Task to complete
Lines with "value": please show every one of them from the listing below.

-----

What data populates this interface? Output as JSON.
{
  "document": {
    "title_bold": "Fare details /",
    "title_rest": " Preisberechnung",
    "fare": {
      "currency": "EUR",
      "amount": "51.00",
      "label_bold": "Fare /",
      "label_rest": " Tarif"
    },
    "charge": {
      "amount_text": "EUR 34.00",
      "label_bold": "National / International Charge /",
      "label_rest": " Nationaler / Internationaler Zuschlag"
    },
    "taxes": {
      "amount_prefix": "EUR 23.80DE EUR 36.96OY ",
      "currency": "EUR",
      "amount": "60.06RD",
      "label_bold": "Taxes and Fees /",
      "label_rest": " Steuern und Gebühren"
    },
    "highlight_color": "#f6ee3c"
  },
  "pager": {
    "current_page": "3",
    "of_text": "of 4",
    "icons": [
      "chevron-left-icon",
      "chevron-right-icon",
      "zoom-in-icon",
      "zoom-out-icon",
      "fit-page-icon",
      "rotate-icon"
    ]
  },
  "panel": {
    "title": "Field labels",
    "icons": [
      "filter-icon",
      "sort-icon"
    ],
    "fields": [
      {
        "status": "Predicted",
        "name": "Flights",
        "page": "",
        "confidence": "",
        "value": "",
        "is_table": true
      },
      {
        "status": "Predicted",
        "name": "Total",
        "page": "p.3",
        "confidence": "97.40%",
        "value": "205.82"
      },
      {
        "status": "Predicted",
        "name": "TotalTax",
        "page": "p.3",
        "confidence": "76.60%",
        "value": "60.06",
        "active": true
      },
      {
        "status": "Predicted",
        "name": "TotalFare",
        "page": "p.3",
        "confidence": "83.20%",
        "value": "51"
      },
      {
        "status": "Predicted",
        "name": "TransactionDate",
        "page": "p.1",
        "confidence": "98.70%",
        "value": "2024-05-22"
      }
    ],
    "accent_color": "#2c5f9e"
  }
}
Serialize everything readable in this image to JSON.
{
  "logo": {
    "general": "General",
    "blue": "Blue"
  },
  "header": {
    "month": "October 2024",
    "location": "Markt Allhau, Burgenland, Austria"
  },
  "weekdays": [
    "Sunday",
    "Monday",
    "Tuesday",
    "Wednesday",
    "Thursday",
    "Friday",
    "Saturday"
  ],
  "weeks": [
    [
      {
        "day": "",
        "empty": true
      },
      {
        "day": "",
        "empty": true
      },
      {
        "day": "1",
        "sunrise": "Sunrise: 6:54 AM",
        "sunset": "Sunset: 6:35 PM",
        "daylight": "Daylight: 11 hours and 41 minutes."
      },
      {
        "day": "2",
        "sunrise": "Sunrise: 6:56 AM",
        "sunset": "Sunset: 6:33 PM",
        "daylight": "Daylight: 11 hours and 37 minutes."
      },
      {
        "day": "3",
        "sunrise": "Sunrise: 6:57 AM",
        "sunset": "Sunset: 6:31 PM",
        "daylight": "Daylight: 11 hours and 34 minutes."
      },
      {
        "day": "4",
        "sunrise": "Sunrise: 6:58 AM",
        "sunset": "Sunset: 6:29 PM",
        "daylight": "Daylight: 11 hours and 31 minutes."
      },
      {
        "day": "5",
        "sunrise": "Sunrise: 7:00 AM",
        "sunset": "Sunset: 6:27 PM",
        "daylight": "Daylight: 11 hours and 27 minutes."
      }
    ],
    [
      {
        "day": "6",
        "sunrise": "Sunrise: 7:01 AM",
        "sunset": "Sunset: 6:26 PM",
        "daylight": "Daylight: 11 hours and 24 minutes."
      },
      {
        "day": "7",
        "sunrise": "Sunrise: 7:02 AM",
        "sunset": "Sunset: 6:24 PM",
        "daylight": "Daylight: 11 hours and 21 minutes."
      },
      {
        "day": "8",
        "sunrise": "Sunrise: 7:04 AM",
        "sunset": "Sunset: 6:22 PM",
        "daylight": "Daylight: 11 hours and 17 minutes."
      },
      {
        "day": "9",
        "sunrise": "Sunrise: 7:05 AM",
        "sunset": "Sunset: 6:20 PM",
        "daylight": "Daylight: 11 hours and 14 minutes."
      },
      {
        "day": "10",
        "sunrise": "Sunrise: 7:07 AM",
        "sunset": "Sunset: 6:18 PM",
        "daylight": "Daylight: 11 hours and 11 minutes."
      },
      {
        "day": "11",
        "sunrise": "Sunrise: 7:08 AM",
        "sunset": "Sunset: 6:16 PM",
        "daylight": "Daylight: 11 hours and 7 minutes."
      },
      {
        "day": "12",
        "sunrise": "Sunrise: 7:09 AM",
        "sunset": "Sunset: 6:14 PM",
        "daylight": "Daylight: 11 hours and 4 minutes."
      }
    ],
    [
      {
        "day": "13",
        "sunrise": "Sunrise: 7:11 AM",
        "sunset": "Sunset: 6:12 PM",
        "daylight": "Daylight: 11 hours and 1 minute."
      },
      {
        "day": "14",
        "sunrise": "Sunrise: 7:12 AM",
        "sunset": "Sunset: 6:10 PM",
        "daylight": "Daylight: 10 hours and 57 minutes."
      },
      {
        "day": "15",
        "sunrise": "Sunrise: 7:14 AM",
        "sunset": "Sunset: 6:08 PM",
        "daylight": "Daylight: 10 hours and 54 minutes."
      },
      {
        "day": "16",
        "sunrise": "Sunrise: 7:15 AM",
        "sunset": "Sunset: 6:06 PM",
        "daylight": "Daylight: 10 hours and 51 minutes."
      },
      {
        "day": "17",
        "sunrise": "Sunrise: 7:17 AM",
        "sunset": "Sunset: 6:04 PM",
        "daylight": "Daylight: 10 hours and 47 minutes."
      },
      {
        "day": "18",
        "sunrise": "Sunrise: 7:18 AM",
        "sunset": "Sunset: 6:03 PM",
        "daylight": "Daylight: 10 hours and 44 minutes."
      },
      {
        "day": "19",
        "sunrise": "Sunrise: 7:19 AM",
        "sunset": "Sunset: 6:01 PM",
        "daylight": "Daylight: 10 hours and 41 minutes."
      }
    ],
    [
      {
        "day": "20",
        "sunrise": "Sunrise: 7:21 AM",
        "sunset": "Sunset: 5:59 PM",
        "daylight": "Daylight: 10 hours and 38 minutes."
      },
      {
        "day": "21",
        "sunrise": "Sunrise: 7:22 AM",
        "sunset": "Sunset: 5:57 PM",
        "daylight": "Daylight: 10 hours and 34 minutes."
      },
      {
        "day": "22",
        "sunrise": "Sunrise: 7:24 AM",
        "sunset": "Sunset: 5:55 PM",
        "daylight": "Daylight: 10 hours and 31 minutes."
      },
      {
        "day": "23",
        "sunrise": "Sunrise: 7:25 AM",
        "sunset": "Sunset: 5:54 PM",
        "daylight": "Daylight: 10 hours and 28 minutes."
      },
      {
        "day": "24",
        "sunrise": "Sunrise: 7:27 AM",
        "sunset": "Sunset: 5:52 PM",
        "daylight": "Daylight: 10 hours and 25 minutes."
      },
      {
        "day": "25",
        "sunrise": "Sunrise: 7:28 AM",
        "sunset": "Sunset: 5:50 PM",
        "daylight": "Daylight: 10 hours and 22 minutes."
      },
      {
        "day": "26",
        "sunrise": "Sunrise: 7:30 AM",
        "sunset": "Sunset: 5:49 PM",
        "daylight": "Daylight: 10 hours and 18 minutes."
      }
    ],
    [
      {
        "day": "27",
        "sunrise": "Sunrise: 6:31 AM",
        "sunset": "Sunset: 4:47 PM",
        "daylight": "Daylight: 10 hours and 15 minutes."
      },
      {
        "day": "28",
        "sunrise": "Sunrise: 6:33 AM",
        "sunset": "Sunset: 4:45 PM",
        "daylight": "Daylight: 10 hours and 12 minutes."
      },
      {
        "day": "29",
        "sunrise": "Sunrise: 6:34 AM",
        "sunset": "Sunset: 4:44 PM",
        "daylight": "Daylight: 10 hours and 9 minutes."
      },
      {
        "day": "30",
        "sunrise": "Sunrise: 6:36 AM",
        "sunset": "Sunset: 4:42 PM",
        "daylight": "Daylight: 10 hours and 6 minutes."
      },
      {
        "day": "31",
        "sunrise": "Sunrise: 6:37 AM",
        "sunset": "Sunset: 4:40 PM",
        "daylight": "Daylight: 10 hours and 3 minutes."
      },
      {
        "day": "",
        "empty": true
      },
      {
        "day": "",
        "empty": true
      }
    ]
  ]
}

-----

Exercise solution
        "value": "",
        "value": "205.82"
        "value": "60.06",
        "value": "51"
        "value": "2024-05-22"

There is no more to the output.